Especially when a page includes multiple links with the same name, navigating them is a challenge. How should one know where all these "Read more" links lead to?
aria-label then helps to provide a more accessible name. Right?
<a href="/wonders" aria-label="Wonders of the world">Read more</a>
aria-label, screen readers provide more valuable information, even when elements look visually the same.
But today I learned that
aria-label can also lead to issues with speech recognition tools when it doesn't match what's visible.
Visitors navigating the web with their voice can tell the software to click an element based on what they see — "Click Read more". An
aria-label that overwrites an element's accessible name breaks this functionality.
Ashlee M. Boyer recommends in her article Don’t Overwrite Visual Labels With
aria-label to include the visual label if you're improving it via
<a href="/something" aria-label="Read more: Wonders of the world">Read more</a>
That's good to know, but the general rule of ARIA remains: Use native and semantically correct elements whenever possible and only use ARIA when you really have to.

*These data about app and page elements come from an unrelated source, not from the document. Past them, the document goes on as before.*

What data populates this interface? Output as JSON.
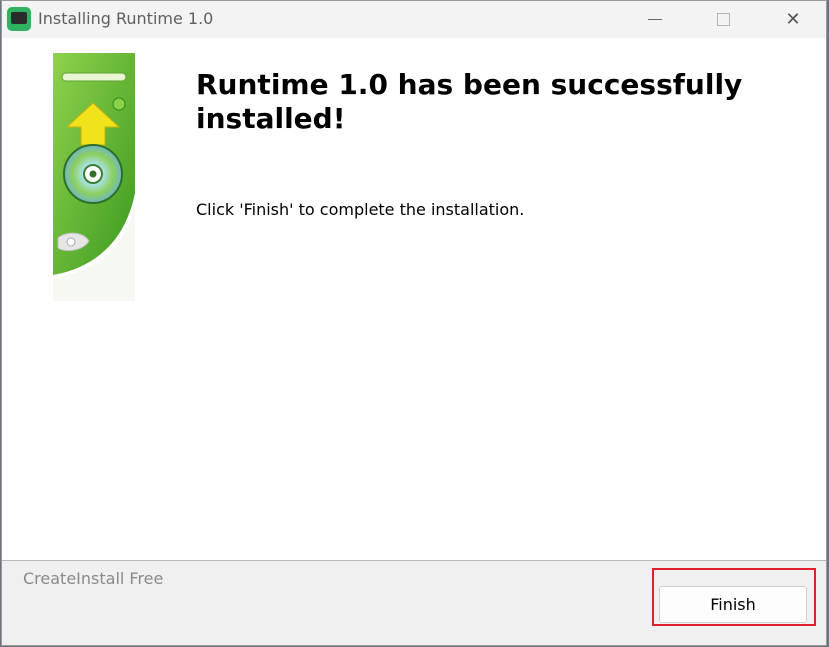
{
  "window": {
    "title": "Installing Runtime 1.0",
    "icon": "app-monitor-icon"
  },
  "controls": {
    "minimize_icon": "minimize-icon",
    "maximize_icon": "maximize-icon",
    "close_icon": "close-icon",
    "close_glyph": "✕"
  },
  "main": {
    "heading": "Runtime 1.0 has been successfully installed!",
    "instruction": "Click 'Finish' to complete the installation.",
    "banner_icon": "install-banner-cd-arrow"
  },
  "footer": {
    "brand": "CreateInstall Free",
    "finish_label": "Finish"
  },
  "colors": {
    "accent_green": "#5cb82e",
    "arrow_yellow": "#f2e21b",
    "highlight_red": "#e0202a"
  }
}
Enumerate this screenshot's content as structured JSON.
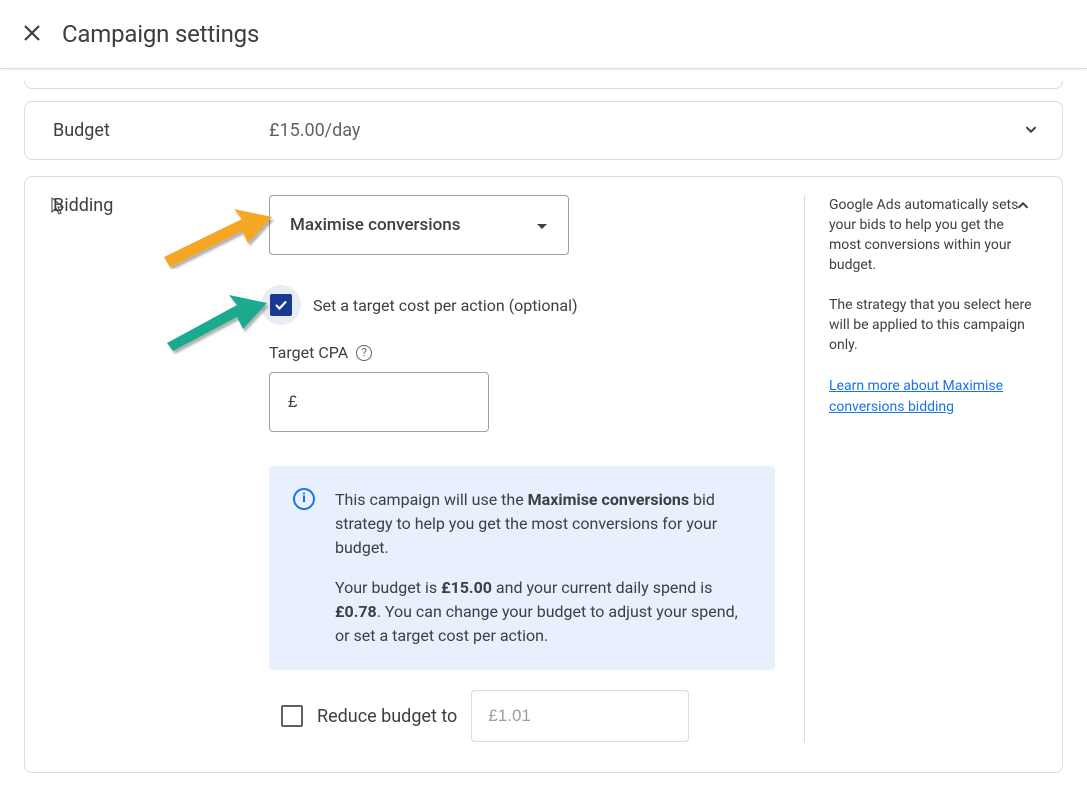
{
  "header": {
    "page_title": "Campaign settings"
  },
  "budget": {
    "label": "Budget",
    "value": "£15.00/day"
  },
  "bidding": {
    "label": "Bidding",
    "dropdown_value": "Maximise conversions",
    "tcpa_checkbox_label": "Set a target cost per action (optional)",
    "tcpa_label": "Target CPA",
    "tcpa_input_value": "£",
    "reduce_label": "Reduce budget to",
    "reduce_placeholder": "£1.01"
  },
  "info": {
    "line1_pre": "This campaign will use the ",
    "line1_bold": "Maximise conversions",
    "line1_post": " bid strategy to help you get the most conversions for your budget.",
    "line2_pre": "Your budget is ",
    "line2_b1": "£15.00",
    "line2_mid": " and your current daily spend is ",
    "line2_b2": "£0.78",
    "line2_post": ". You can change your budget to adjust your spend, or set a target cost per action."
  },
  "help": {
    "p1": "Google Ads automatically sets your bids to help you get the most conversions within your budget.",
    "p2": "The strategy that you select here will be applied to this campaign only.",
    "link": "Learn more about Maximise conversions bidding"
  }
}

So it might be better to get rid of all these "Read more" links in the first place.